Is this the end of science in politics?

The short answer to this question is no, because the integration of mathematical and statistical approaches to political representation is just as fundamental as the human approach. It is no secret that even the most devoted political science pundits that say polling is dead have simply unified their preferred arguments into an explanation for what just happened. Don't get me wrong, what just happened may be one of the most significant events in the recent history of this country; but to say that elections from this point on will flip over on themselves completely due to somewhat unexpected precedents is nothing more than a blatant hyperbole.

Now, there will have to be renovations to the current system of civic forecasting in order for it to be more accurate; ignoring the humanity of voting with a densely piled stack of numbers is no longer a viable option for politically inclined statisticians. So, in other words, if experts had paid closer attention to the political part of political science, they would have done better. Hopefully this is just another lesson to learn, but that will be up to the pundits in charge of learning it.

Fair targets

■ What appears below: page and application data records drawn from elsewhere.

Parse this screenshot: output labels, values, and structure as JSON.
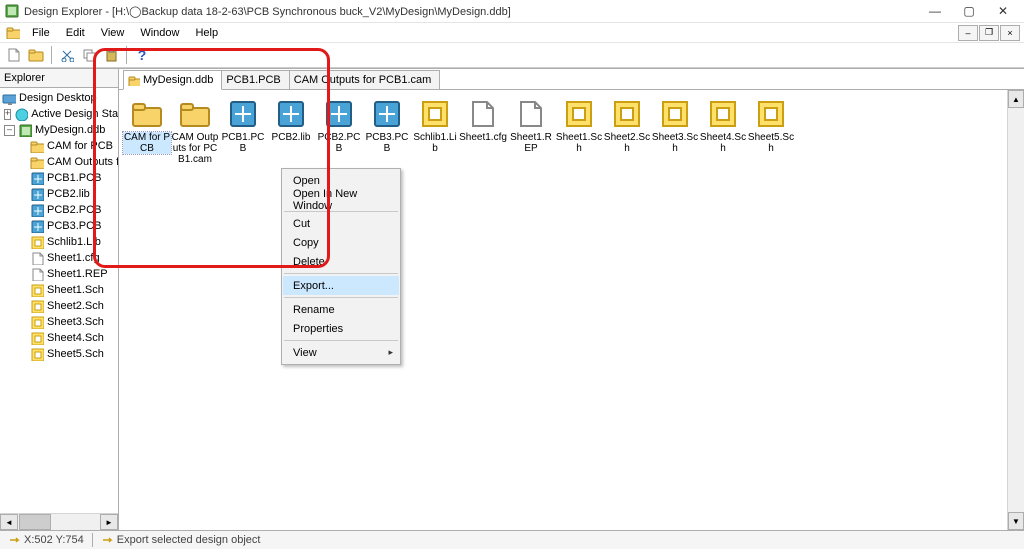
{
  "app_title": "Design Explorer - [H:\\◯Backup data 18-2-63\\PCB Synchronous buck_V2\\MyDesign\\MyDesign.ddb]",
  "menu": {
    "file": "File",
    "edit": "Edit",
    "view": "View",
    "window": "Window",
    "help": "Help"
  },
  "explorer_title": "Explorer",
  "tree": {
    "root": "Design Desktop",
    "stations": "Active Design Stations",
    "ddb": "MyDesign.ddb",
    "children": [
      "CAM for PCB",
      "CAM Outputs for PC",
      "PCB1.PCB",
      "PCB2.lib",
      "PCB2.PCB",
      "PCB3.PCB",
      "Schlib1.Lib",
      "Sheet1.cfg",
      "Sheet1.REP",
      "Sheet1.Sch",
      "Sheet2.Sch",
      "Sheet3.Sch",
      "Sheet4.Sch",
      "Sheet5.Sch"
    ]
  },
  "tabs": {
    "t0": "MyDesign.ddb",
    "t1": "PCB1.PCB",
    "t2": "CAM Outputs for PCB1.cam"
  },
  "grid": [
    {
      "label": "CAM for PCB",
      "type": "cam-folder",
      "sel": true
    },
    {
      "label": "CAM Outputs for PCB1.cam",
      "type": "cam-folder"
    },
    {
      "label": "PCB1.PCB",
      "type": "pcb"
    },
    {
      "label": "PCB2.lib",
      "type": "lib"
    },
    {
      "label": "PCB2.PCB",
      "type": "pcb"
    },
    {
      "label": "PCB3.PCB",
      "type": "pcb"
    },
    {
      "label": "Schlib1.Lib",
      "type": "schlib"
    },
    {
      "label": "Sheet1.cfg",
      "type": "cfg"
    },
    {
      "label": "Sheet1.REP",
      "type": "rep"
    },
    {
      "label": "Sheet1.Sch",
      "type": "sch"
    },
    {
      "label": "Sheet2.Sch",
      "type": "sch"
    },
    {
      "label": "Sheet3.Sch",
      "type": "sch"
    },
    {
      "label": "Sheet4.Sch",
      "type": "sch"
    },
    {
      "label": "Sheet5.Sch",
      "type": "sch"
    }
  ],
  "ctx": {
    "open": "Open",
    "open_new": "Open In New Window",
    "cut": "Cut",
    "copy": "Copy",
    "delete": "Delete",
    "export": "Export...",
    "rename": "Rename",
    "props": "Properties",
    "view": "View"
  },
  "status": {
    "coords": "X:502 Y:754",
    "msg": "Export selected design object"
  }
}
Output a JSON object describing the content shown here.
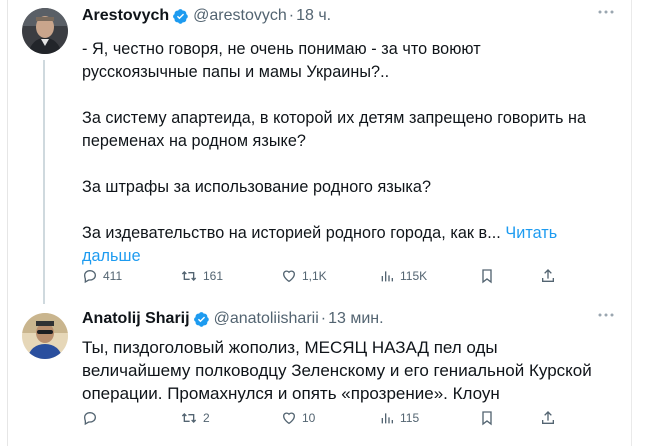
{
  "tweet1": {
    "name": "Arestovych",
    "handle": "@arestovych",
    "separator": "·",
    "time": "18 ч.",
    "text": [
      "- Я, честно говоря, не очень понимаю - за что воюют",
      "русскоязычные папы и мамы Украины?..",
      "За систему апартеида, в которой их детям запрещено говорить на",
      "переменах на родном языке?",
      "За штрафы за использование родного языка?",
      "За издевательство на историей родного города, как в..."
    ],
    "read_more": [
      " Читать",
      "дальше"
    ],
    "actions": {
      "replies": "411",
      "reposts": "161",
      "likes": "1,1K",
      "views": "115K"
    },
    "icons": [
      "verified-badge-icon",
      "more-icon",
      "reply-icon",
      "repost-icon",
      "like-icon",
      "views-icon",
      "bookmark-icon",
      "share-icon"
    ]
  },
  "tweet2": {
    "name": "Anatolij Sharij",
    "handle": "@anatoliisharii",
    "separator": "·",
    "time": "13 мин.",
    "text": [
      "Ты, пиздоголовый жополиз, МЕСЯЦ НАЗАД пел оды",
      "величайшему полководцу Зеленскому и его гениальной Курской",
      "операции. Промахнулся и опять «прозрение». Клоун"
    ],
    "actions": {
      "replies": "",
      "reposts": "2",
      "likes": "10",
      "views": "115"
    }
  },
  "colors": {
    "text": "#0f1419",
    "secondary": "#536471",
    "accent": "#1d9bf0",
    "thread_line": "#cfd9de"
  }
}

Nate Silver pointed out in a tweet hours after Trump won that the gap between popular and electoral results was the largest since 1948. This gap undoubtedly deserves further analysis; this is the second time in the past five presidential election cycles that the popular vote and the electoral college don’t match up. The problem is that officials are actually angry at the prediction sites such as the Princeton Election Consortium that radically underestimated Trump’s chances of victory. Given the outcome, those are fair targets. But they’re not political science targets.